Return to listing
As the crisis in Darfur rages on, AmeriCares is continuing to act on its commitment to the Sudanese refugees by expanding aid into neighboring Chad, where tens of thousands of people fleeing from Darfur seek shelter and safety, stretching the capacity of the existing humanitarian efforts.
To address the critical health issues resulting from the spillover into Chad, AmeriCares is collaborating with its on-the-ground partner, the International Medical Corps (IMC), to fund the Gaga Refugee Camp Emergency Health Care Project. The goal of this project is to provide immediate assistance to the roughly 20,000 Sudanese refugees and Chadians in and around the camp, by providing them access to primary health care services and improving the camp’s overall health infrastructure. Gaga Refugee Camp has been in existence since 2004 and was designed to host 5,000 refugees. The population has now swelled to 14,000 and is still growing.
“We have committed to helping the people caught up in the crisis in Darfur as long as it remains unresolved,” said Curt Welling, president and CEO of AmeriCares. “By collaborating to address the health care issues facing the refugees spilling into Chad, we continue to honor that promise.”
When IMC assumed management of the Gaga Refugee Camp in November 2006, the health care infrastructure was in extremely poor condition. Overcrowding has complicated the already limited sanitation and health services, which makes the people highly vulnerable to illness and disease outbreaks. In addition, there is a high incidence of malnutrition and children have not been able to get full vaccinations.
With the AmeriCares grant, IMC will be able to improve access to primary health services for those living in the camp. They will now be given treatments for basic clinical needs, mental illnesses and psychosocial challenges as well as severe and moderate malnutrition. With these improvements, IMC hopes to reduce the morbidity and mortality rate among this war-affected population. IMC has been providing similar health care assistance to the Sudanese refugees and Chadian nationals through their programs in other camps in the region since 2004.

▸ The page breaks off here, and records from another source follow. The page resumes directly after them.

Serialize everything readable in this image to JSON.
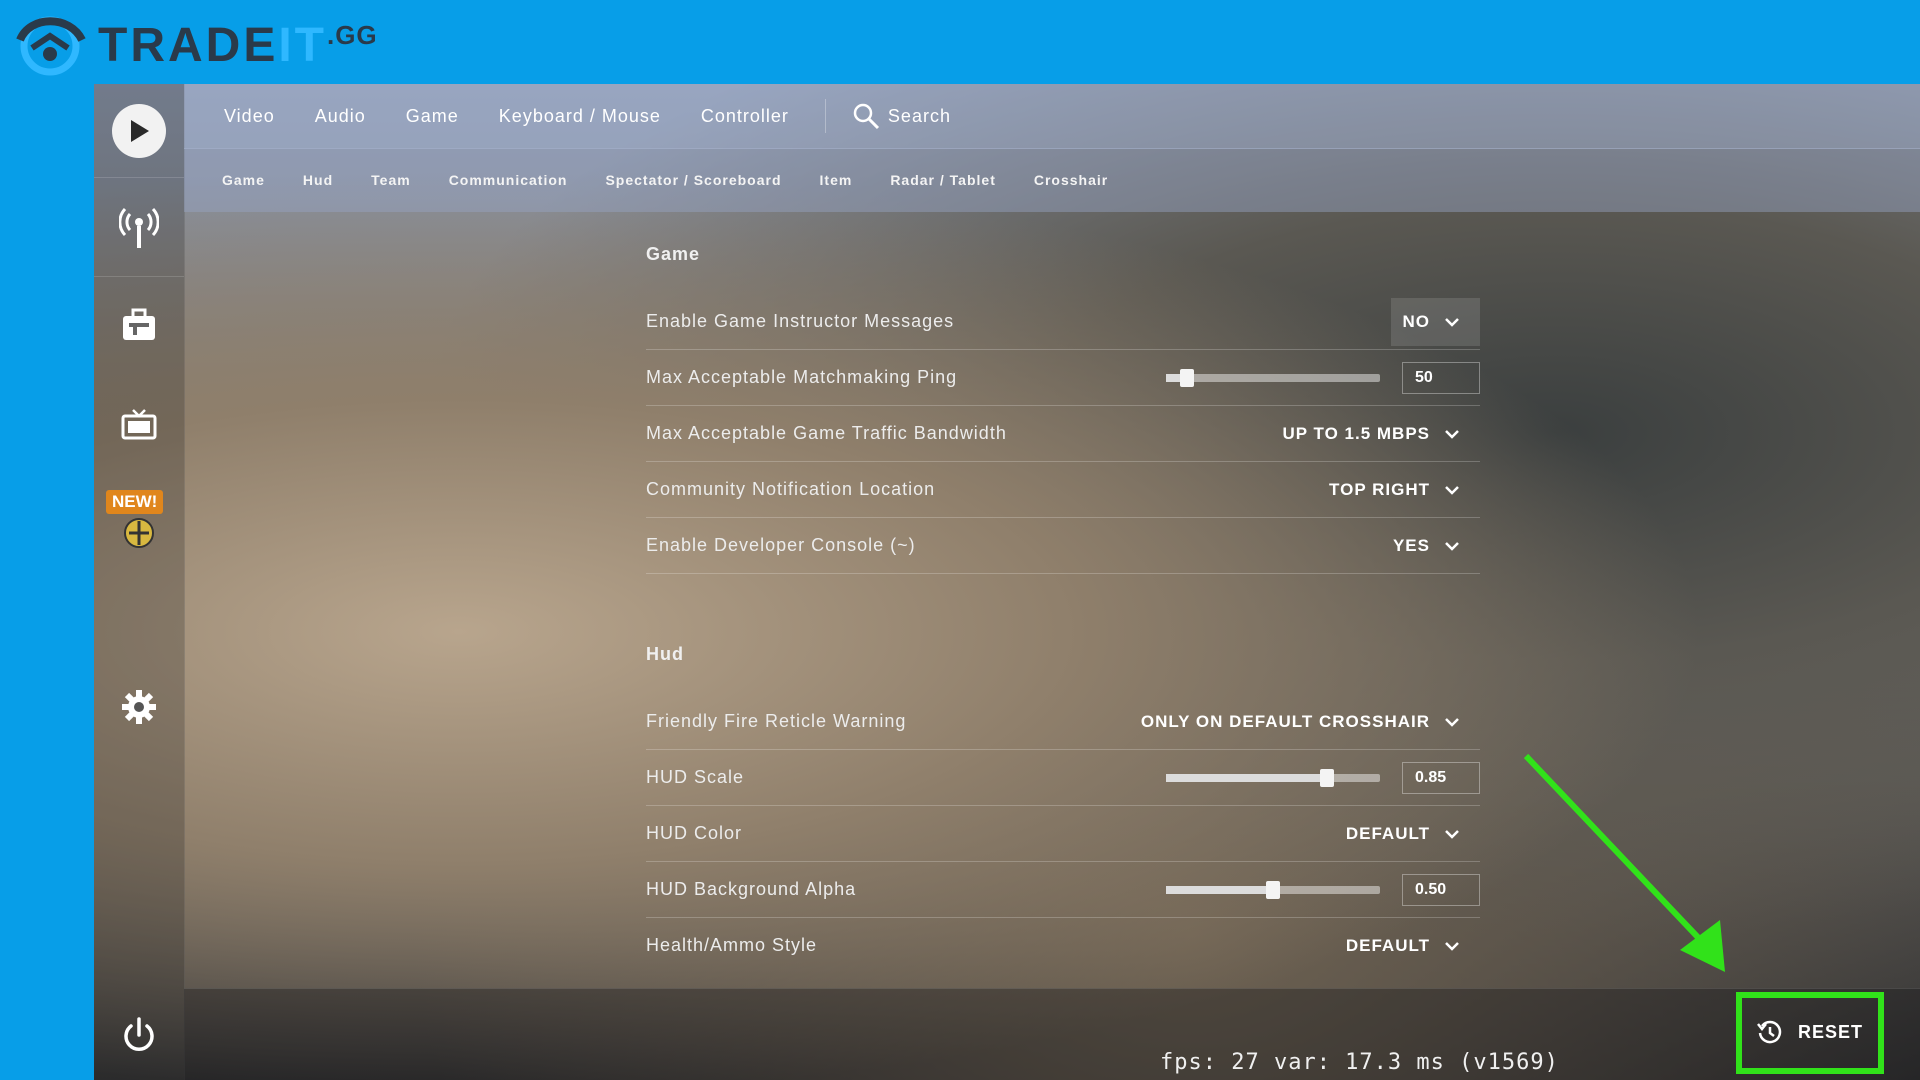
{
  "logo": {
    "part1": "TRADE",
    "part2": "IT",
    "suffix": ".GG"
  },
  "sidebar": {
    "items": [
      {
        "name": "play-icon"
      },
      {
        "name": "broadcast-icon"
      },
      {
        "name": "inventory-icon"
      },
      {
        "name": "tv-icon"
      },
      {
        "name": "operation-icon"
      },
      {
        "name": "gear-icon"
      },
      {
        "name": "power-icon"
      }
    ],
    "new_badge": "NEW!"
  },
  "topnav": {
    "tabs": [
      "Video",
      "Audio",
      "Game",
      "Keyboard / Mouse",
      "Controller"
    ],
    "search_label": "Search"
  },
  "subnav": {
    "tabs": [
      "Game",
      "Hud",
      "Team",
      "Communication",
      "Spectator / Scoreboard",
      "Item",
      "Radar / Tablet",
      "Crosshair"
    ]
  },
  "sections": {
    "game": {
      "title": "Game",
      "rows": [
        {
          "label": "Enable Game Instructor Messages",
          "value": "NO"
        },
        {
          "label": "Max Acceptable Matchmaking Ping",
          "value": "50",
          "level": 0.1
        },
        {
          "label": "Max Acceptable Game Traffic Bandwidth",
          "value": "UP TO 1.5 MBPS"
        },
        {
          "label": "Community Notification Location",
          "value": "TOP RIGHT"
        },
        {
          "label": "Enable Developer Console (~)",
          "value": "YES"
        }
      ]
    },
    "hud": {
      "title": "Hud",
      "rows": [
        {
          "label": "Friendly Fire Reticle Warning",
          "value": "ONLY ON DEFAULT CROSSHAIR"
        },
        {
          "label": "HUD Scale",
          "value": "0.85",
          "level": 0.75
        },
        {
          "label": "HUD Color",
          "value": "DEFAULT"
        },
        {
          "label": "HUD Background Alpha",
          "value": "0.50",
          "level": 0.5
        },
        {
          "label": "Health/Ammo Style",
          "value": "DEFAULT"
        }
      ]
    }
  },
  "footer": {
    "fps_text": "fps:    27 var: 17.3 ms (v1569)",
    "reset_label": "RESET"
  },
  "colors": {
    "background": "#079ee8",
    "highlight": "#31e21a",
    "badge": "#e0861c"
  }
}
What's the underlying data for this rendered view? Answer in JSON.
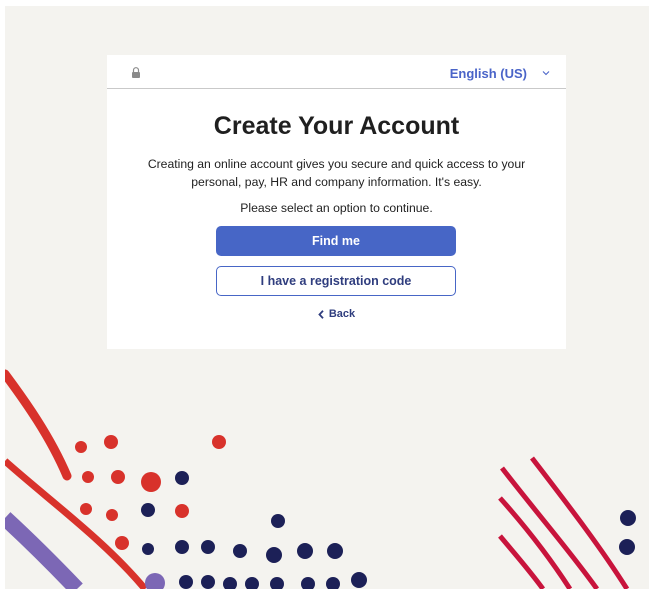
{
  "header": {
    "lock_icon": "lock-icon",
    "language_selected": "English (US)",
    "chevron_icon": "chevron-down-icon"
  },
  "main": {
    "title": "Create Your Account",
    "description": "Creating an online account gives you secure and quick access to your personal, pay, HR and company information. It's easy.",
    "prompt": "Please select an option to continue.",
    "find_me_label": "Find me",
    "registration_code_label": "I have a registration code",
    "back_label": "Back",
    "back_icon": "chevron-left-icon"
  },
  "colors": {
    "background": "#f4f3ef",
    "primary": "#4766c6",
    "link": "#4a64c8",
    "decor_red": "#d8322b",
    "decor_navy": "#1c2057",
    "decor_purple": "#7c67b5",
    "decor_crimson": "#c8143c"
  }
}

Whether providing aid to those in relief camps in Darfur or in neighboring Chad, AmeriCares has also responded to the needs of those caught up in this ongoing conflict since 2004. The most recent airlift took place earlier this year when AmeriCares airlifted 28 tons of medicines and supplies to three locations in North, South and West Darfur to treat more than 400,000 Sudanese living in relief camps.